:: Records ::
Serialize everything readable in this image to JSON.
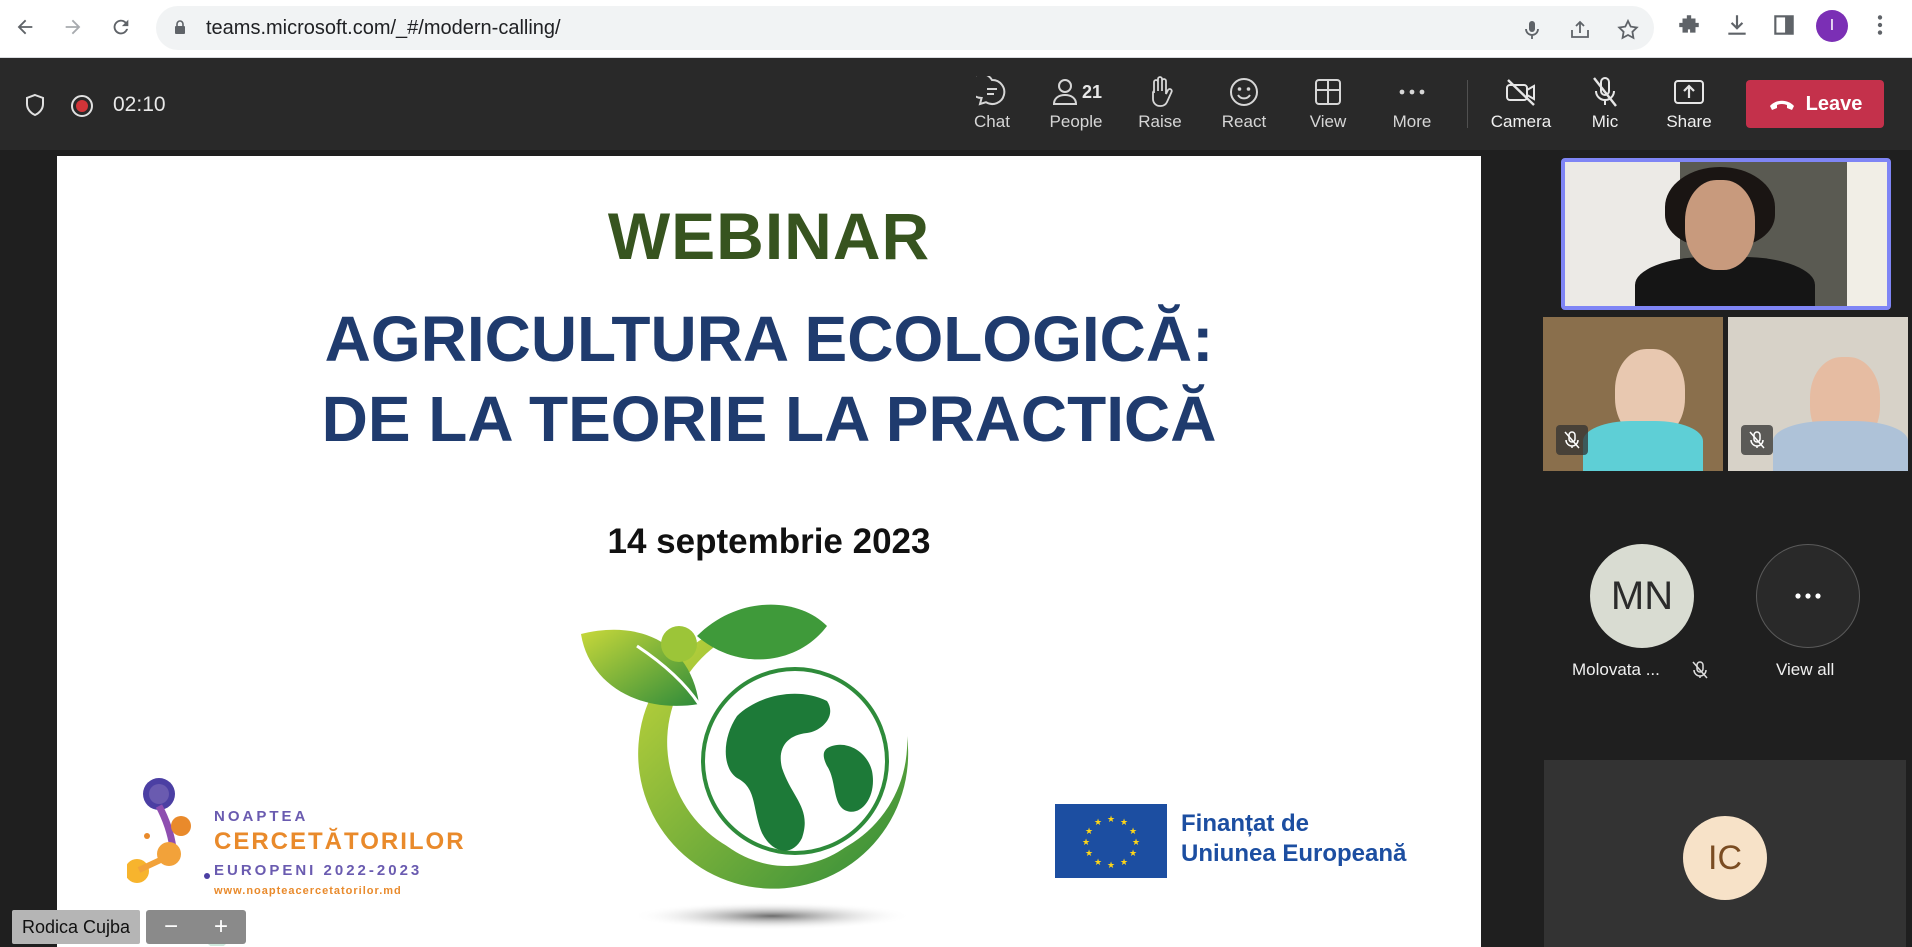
{
  "browser": {
    "url": "teams.microsoft.com/_#/modern-calling/",
    "profile_initial": "I"
  },
  "meeting": {
    "timer": "02:10",
    "toolbar": {
      "chat": "Chat",
      "people": "People",
      "people_count": "21",
      "raise": "Raise",
      "react": "React",
      "view": "View",
      "more": "More",
      "camera": "Camera",
      "mic": "Mic",
      "share": "Share",
      "leave": "Leave"
    },
    "presenter_name": "Rodica Cujba"
  },
  "slide": {
    "title": "WEBINAR",
    "subtitle_line1": "AGRICULTURA ECOLOGICĂ:",
    "subtitle_line2": "DE LA TEORIE LA PRACTICĂ",
    "date": "14 septembrie 2023",
    "left_logo": {
      "line1": "NOAPTEA",
      "line2": "CERCETĂTORILOR",
      "line3": "EUROPENI 2022-2023",
      "url": "www.noapteacercetatorilor.md"
    },
    "eu_logo": {
      "line1": "Finanțat de",
      "line2": "Uniunea Europeană"
    }
  },
  "participants": {
    "mn_initials": "MN",
    "mn_name": "Molovata ...",
    "view_all": "View all",
    "ic_initials": "IC"
  },
  "colors": {
    "leave_red": "#c4314b",
    "active_speaker_border": "#7f85f5",
    "webinar_green": "#37541f",
    "title_blue": "#1f3b6e"
  }
}
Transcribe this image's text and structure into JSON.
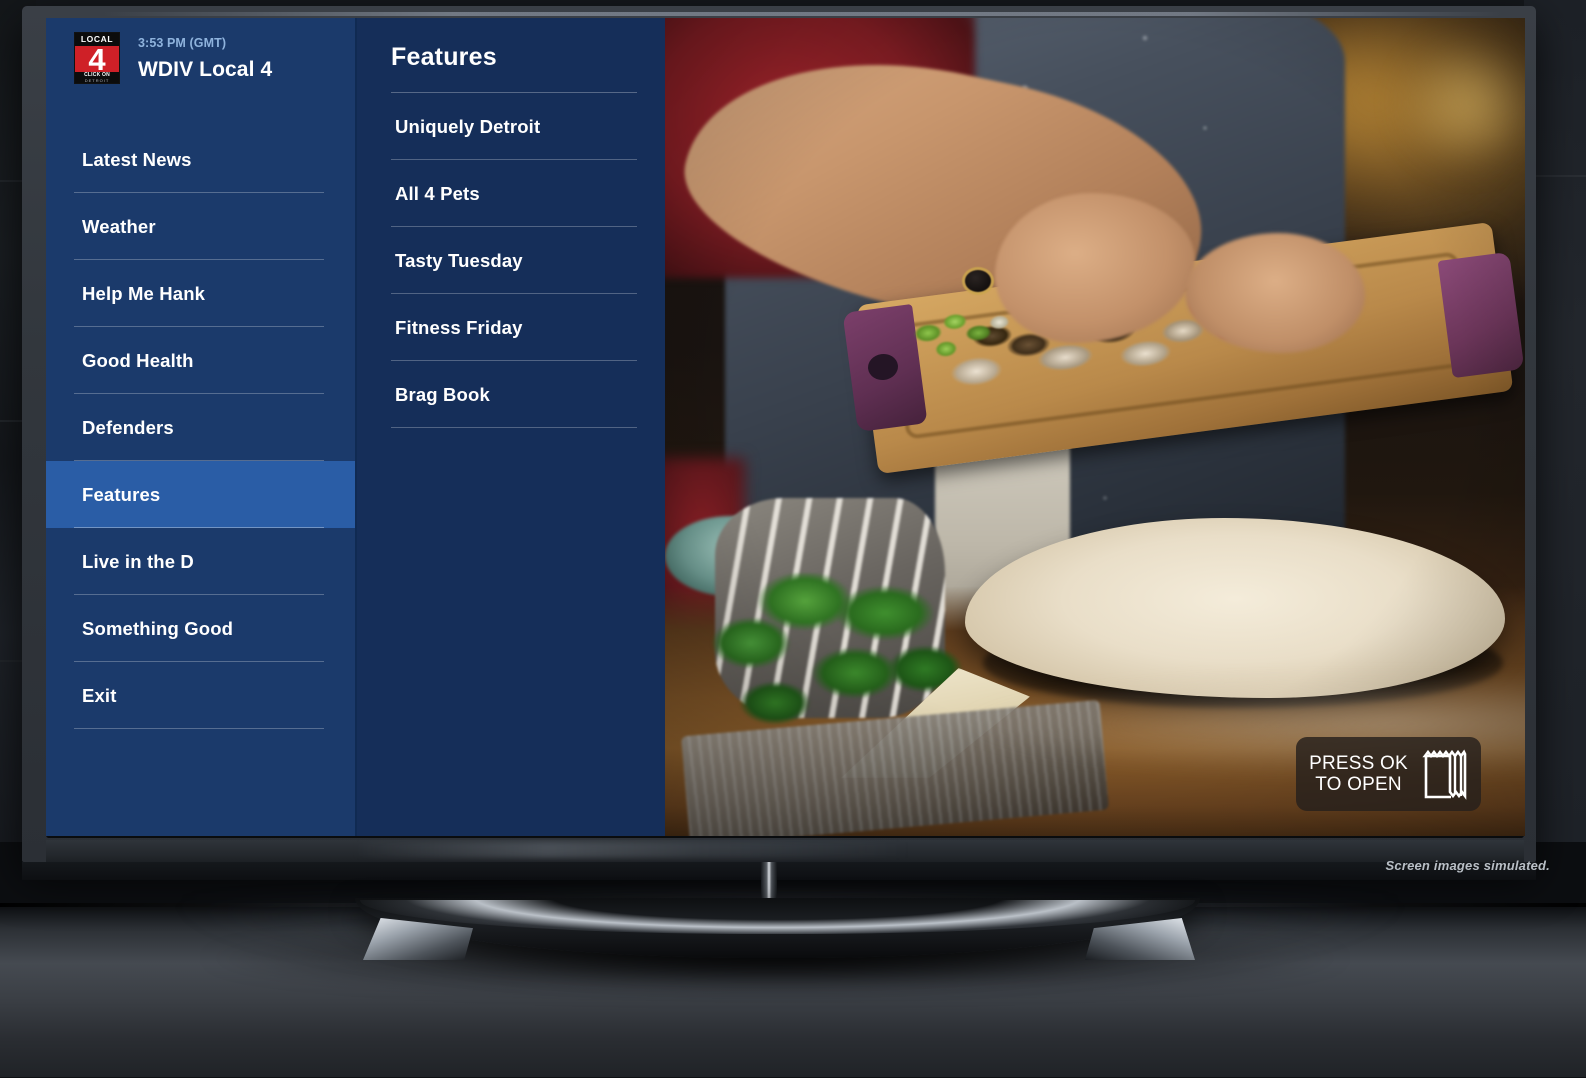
{
  "device": {
    "disclaimer": "Screen images simulated."
  },
  "app": {
    "header": {
      "time": "3:53 PM (GMT)",
      "station": "WDIV Local 4",
      "logo": {
        "top_text": "LOCAL",
        "number": "4",
        "bottom_text_a": "CLICK ON",
        "bottom_text_b": "DETROIT",
        "red": "#cf2027"
      }
    },
    "sidebar": {
      "items": [
        {
          "label": "Latest News",
          "selected": false
        },
        {
          "label": "Weather",
          "selected": false
        },
        {
          "label": "Help Me Hank",
          "selected": false
        },
        {
          "label": "Good Health",
          "selected": false
        },
        {
          "label": "Defenders",
          "selected": false
        },
        {
          "label": "Features",
          "selected": true
        },
        {
          "label": "Live in the D",
          "selected": false
        },
        {
          "label": "Something Good",
          "selected": false
        },
        {
          "label": "Exit",
          "selected": false
        }
      ],
      "selected_bg": "#2a5da6",
      "bg": "#1b3a6b"
    },
    "submenu": {
      "title": "Features",
      "bg": "#152e59",
      "items": [
        {
          "label": "Uniquely Detroit"
        },
        {
          "label": "All 4 Pets"
        },
        {
          "label": "Tasty Tuesday"
        },
        {
          "label": "Fitness Friday"
        },
        {
          "label": "Brag Book"
        }
      ]
    },
    "video": {
      "overlay_badge": {
        "line1": "PRESS OK",
        "line2": "TO OPEN",
        "text": "PRESS OK\nTO OPEN",
        "icon": "receipt-icon"
      }
    }
  }
}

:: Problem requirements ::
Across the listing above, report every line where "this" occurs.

:: Answer box ::
Serialize everything readable in this image to JSON.
Transcribe this image's text and structure into JSON.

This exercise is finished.